- Fruit and vegetables
- Probiotics, herbs, fatty acids and prebiotics (alternative ingredients to balance nutrient profiles)
As with all dog diets, you need to ensure your pup is eating a complete and balanced one, offering your dog all the essentials to remain healthy. Acquiring an understanding of your dog’s daily nutrient requirements is very important, including the percentage of proteins, carbohydrates, vitamins and minerals.
Speak to your local vet for more information on your dog’s nutritional requirements and any other deficiencies you may need to address in their diet.
Raw feeding only vs. mix feeding
Not everyone wants to feed their dog an exclusively raw based diet. Some dog owners will opt to mix raw meats with kibble and other ingredients, which is a personal choice and should be made in consultation with your vet. In some cases, the raw product you serve your dog may not offer a complete and balanced meal on its own, so it will be necessary to add other nutrients to the diet/daily intake.
What are the pros and cons of a raw food diet for dogs?
Australia's relatively unregulated pet food industry can make it easy and hard to define the 'right choices' without opposition. However, like all dog food diets, you can look at some key facts and proposed benefits to help guide your decision.
Regulations in Australia: The Pet Food Industry Association Australia
If you are considering feeding a raw food diet for your dog – or any diet – the food or diet should be in line with the Pet Food Industry Association Australia standards. While what's outlined is voluntary standards, it is a strong indicator of ensuring the ingredients' quality and food safety standards during manufacturing.
Benefits of raw feeding
When it comes to raw food diets for dogs, the commonly agreed benefits and considerations are:
- Better digestion
- Healthier coat and skin
- Reduced stool volume and odour
- Improved breathe and body odour
- Healthier teeth and gums
- Fresh and without preservatives, artificial colours or flavours
Considerations of raw feeding
- If raw food is incorrectly prepared, cross-contamination can occur, making it very important to pay special attention to food safety.
- Ensuring your dog eats a complete and balanced diet is the key to any diet, and in some instances, creating your version of a raw food diet can leave room for error.
- Typically, raw food is a bit more expensive than other dog foods.
- Pet food isn't legally required to undergo bacteria testing in Australia but you will find reputable brands, and manufacturers will undertake everything in line with the Australian standards.
Tip on transitioning to a raw diet for dogs with Big Dog Pet Foods
Transitioning your dog to a raw diet should be a gradual process, as your dog’s digestive system will need to adjust to the new ingredients without creating a tummy upset. Any dog diet transition follows a similar approach (with a two-week transitional period), but here are the main tips from Big Dog Pet Foods.

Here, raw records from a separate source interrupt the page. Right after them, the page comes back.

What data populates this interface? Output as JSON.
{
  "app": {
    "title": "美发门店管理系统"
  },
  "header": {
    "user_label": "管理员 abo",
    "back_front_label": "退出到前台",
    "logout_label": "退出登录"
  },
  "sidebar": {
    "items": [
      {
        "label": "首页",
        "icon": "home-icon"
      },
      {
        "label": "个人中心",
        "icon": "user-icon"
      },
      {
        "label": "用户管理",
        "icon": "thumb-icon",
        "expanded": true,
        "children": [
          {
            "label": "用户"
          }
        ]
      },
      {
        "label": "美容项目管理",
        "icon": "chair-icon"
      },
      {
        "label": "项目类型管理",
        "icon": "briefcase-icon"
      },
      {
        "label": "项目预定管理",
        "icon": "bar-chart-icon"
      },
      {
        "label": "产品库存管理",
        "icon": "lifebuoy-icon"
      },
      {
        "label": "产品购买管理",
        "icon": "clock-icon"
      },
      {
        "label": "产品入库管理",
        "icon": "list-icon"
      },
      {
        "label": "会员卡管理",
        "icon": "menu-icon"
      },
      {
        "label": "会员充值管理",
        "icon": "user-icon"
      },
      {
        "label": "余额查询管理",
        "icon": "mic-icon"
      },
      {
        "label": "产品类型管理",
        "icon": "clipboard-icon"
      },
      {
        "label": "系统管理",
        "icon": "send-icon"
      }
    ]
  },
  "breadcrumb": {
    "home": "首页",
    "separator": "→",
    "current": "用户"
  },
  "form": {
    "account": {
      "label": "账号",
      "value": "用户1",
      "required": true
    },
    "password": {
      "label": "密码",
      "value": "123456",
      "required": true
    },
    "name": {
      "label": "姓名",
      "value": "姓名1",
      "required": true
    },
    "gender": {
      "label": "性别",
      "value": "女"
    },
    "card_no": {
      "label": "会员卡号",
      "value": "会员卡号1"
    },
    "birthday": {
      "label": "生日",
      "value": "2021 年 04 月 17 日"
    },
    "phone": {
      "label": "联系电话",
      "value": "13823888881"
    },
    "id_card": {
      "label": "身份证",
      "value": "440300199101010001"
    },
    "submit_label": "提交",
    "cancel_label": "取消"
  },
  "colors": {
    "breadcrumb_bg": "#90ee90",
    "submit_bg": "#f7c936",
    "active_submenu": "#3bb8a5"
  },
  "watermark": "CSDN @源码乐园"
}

- Break down the process over two weeks, with the percentage of new diet starting at 20% and gradually increasing by 20% each day. The old diet/food should work backwards in the same way from 80%.
- Don’t worry if your numbers are a little off – this is simply an ideal guide.
- Ensure you feed your dog the right amount of raw food in conjunction with their metabolism, size, age and activity level, as this can affect their overall nutritional requirements.
Don’t hesitate to work this through with your local vet, as you may encounter different challenges. Every dog is different, and this includes their taste preferences, digestive system and intake needs.
Raw products and varieties
Due to the ever-increasing popularity of raw food diets for dogs, many manufacturers have various raw meat options available – both in frozen, fresh and freeze-dried varieties.
The meat options include:
Looking for more dog food and nutrition information? Keep reading.
- The Pet Food Industry Association Australia
- Eat, Play, Love (Your Dog), Lara Shannon
- Big Dog Pet Food
- Give Your Dog A Bone, Dr Ian Billinghurst
Big Dog BARF Combo For Dogs
Big Dog Roo Frozen Raw Dog Food
Big Dog Frozen Salmon Raw Dog Food
Glow Raw Mature 7+ Australian Lamb
Glow Raw Mature 7+ Australian Chicken
Glow Raw Puppy Australian Chicken